Try it: Every record below should be repeated exactly. Omit the pictures.

Interface dataset entries:
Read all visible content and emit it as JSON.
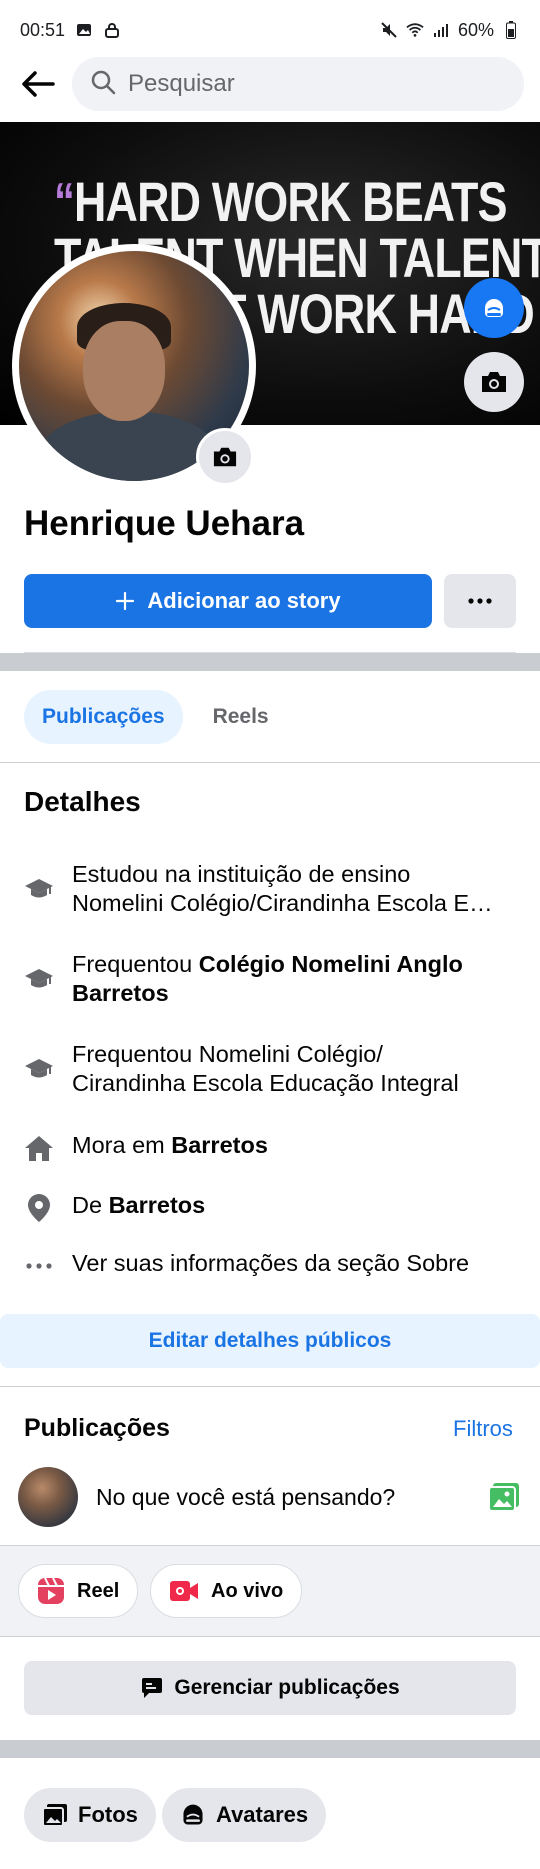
{
  "status_bar": {
    "time": "00:51",
    "battery": "60%",
    "icons": [
      "image-icon",
      "lock-icon",
      "mute-icon",
      "wifi-icon",
      "signal-icon",
      "battery-icon"
    ]
  },
  "search": {
    "placeholder": "Pesquisar"
  },
  "cover": {
    "quote_lines": [
      "HARD WORK BEATS",
      "TALENT WHEN TALENT",
      "DOESN'T WORK HARD"
    ],
    "quote_mark": "“"
  },
  "profile": {
    "name": "Henrique Uehara",
    "add_story_label": "Adicionar ao story",
    "more_label": "•••"
  },
  "tabs": [
    {
      "label": "Publicações",
      "active": true
    },
    {
      "label": "Reels",
      "active": false
    }
  ],
  "details": {
    "title": "Detalhes",
    "items": [
      {
        "icon": "graduation-cap-icon",
        "prefix": "Estudou na instituição de ensino",
        "line2": "Nomelini Colégio/Cirandinha Escola Educação Integral"
      },
      {
        "icon": "graduation-cap-icon",
        "prefix": "Frequentou ",
        "bold": "Colégio Nomelini Anglo",
        "bold2": "Barretos"
      },
      {
        "icon": "graduation-cap-icon",
        "prefix": "Frequentou Nomelini Colégio/",
        "line2": "Cirandinha Escola Educação Integral"
      },
      {
        "icon": "home-icon",
        "prefix": "Mora em ",
        "bold": "Barretos"
      },
      {
        "icon": "location-pin-icon",
        "prefix": "De ",
        "bold": "Barretos"
      },
      {
        "icon": "more-dots-icon",
        "prefix": "Ver suas informações da seção Sobre"
      }
    ],
    "edit_label": "Editar detalhes públicos"
  },
  "posts": {
    "title": "Publicações",
    "filters_label": "Filtros",
    "composer_placeholder": "No que você está pensando?",
    "reel_label": "Reel",
    "live_label": "Ao vivo",
    "manage_label": "Gerenciar publicações"
  },
  "media": {
    "photos_label": "Fotos",
    "avatars_label": "Avatares"
  },
  "colors": {
    "accent": "#1b74e4",
    "accent_light": "#e7f3ff",
    "reel": "#e4405f",
    "live": "#f02849",
    "photo": "#45bd62"
  }
}
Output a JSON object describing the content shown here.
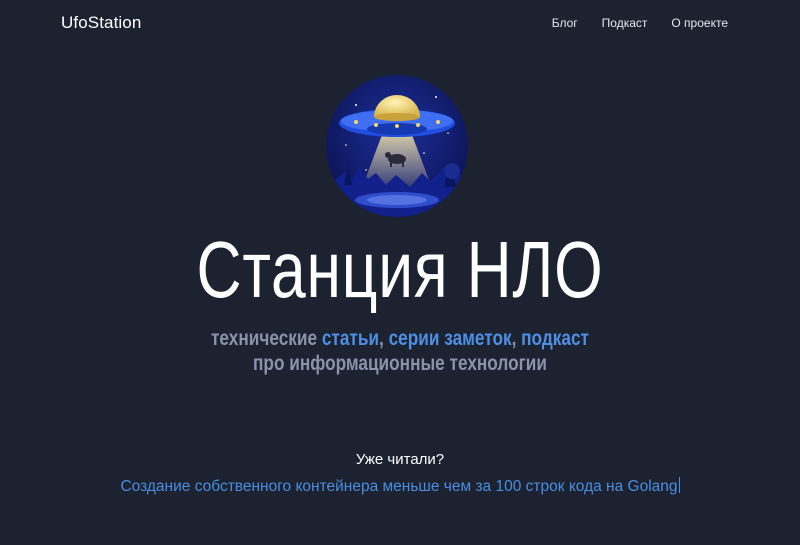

Exercise solution:
Read all visible content and emit it as JSON.
{
  "status_bar": {
    "time": "00:51",
    "battery": "60%",
    "icons": [
      "image-icon",
      "lock-icon",
      "mute-icon",
      "wifi-icon",
      "signal-icon",
      "battery-icon"
    ]
  },
  "search": {
    "placeholder": "Pesquisar"
  },
  "cover": {
    "quote_lines": [
      "HARD WORK BEATS",
      "TALENT WHEN TALENT",
      "DOESN'T WORK HARD"
    ],
    "quote_mark": "“"
  },
  "profile": {
    "name": "Henrique Uehara",
    "add_story_label": "Adicionar ao story",
    "more_label": "•••"
  },
  "tabs": [
    {
      "label": "Publicações",
      "active": true
    },
    {
      "label": "Reels",
      "active": false
    }
  ],
  "details": {
    "title": "Detalhes",
    "items": [
      {
        "icon": "graduation-cap-icon",
        "prefix": "Estudou na instituição de ensino",
        "line2": "Nomelini Colégio/Cirandinha Escola Educação Integral"
      },
      {
        "icon": "graduation-cap-icon",
        "prefix": "Frequentou ",
        "bold": "Colégio Nomelini Anglo",
        "bold2": "Barretos"
      },
      {
        "icon": "graduation-cap-icon",
        "prefix": "Frequentou Nomelini Colégio/",
        "line2": "Cirandinha Escola Educação Integral"
      },
      {
        "icon": "home-icon",
        "prefix": "Mora em ",
        "bold": "Barretos"
      },
      {
        "icon": "location-pin-icon",
        "prefix": "De ",
        "bold": "Barretos"
      },
      {
        "icon": "more-dots-icon",
        "prefix": "Ver suas informações da seção Sobre"
      }
    ],
    "edit_label": "Editar detalhes públicos"
  },
  "posts": {
    "title": "Publicações",
    "filters_label": "Filtros",
    "composer_placeholder": "No que você está pensando?",
    "reel_label": "Reel",
    "live_label": "Ao vivo",
    "manage_label": "Gerenciar publicações"
  },
  "media": {
    "photos_label": "Fotos",
    "avatars_label": "Avatares"
  },
  "colors": {
    "accent": "#1b74e4",
    "accent_light": "#e7f3ff",
    "reel": "#e4405f",
    "live": "#f02849",
    "photo": "#45bd62"
  }
}
Output a JSON object describing the content shown here.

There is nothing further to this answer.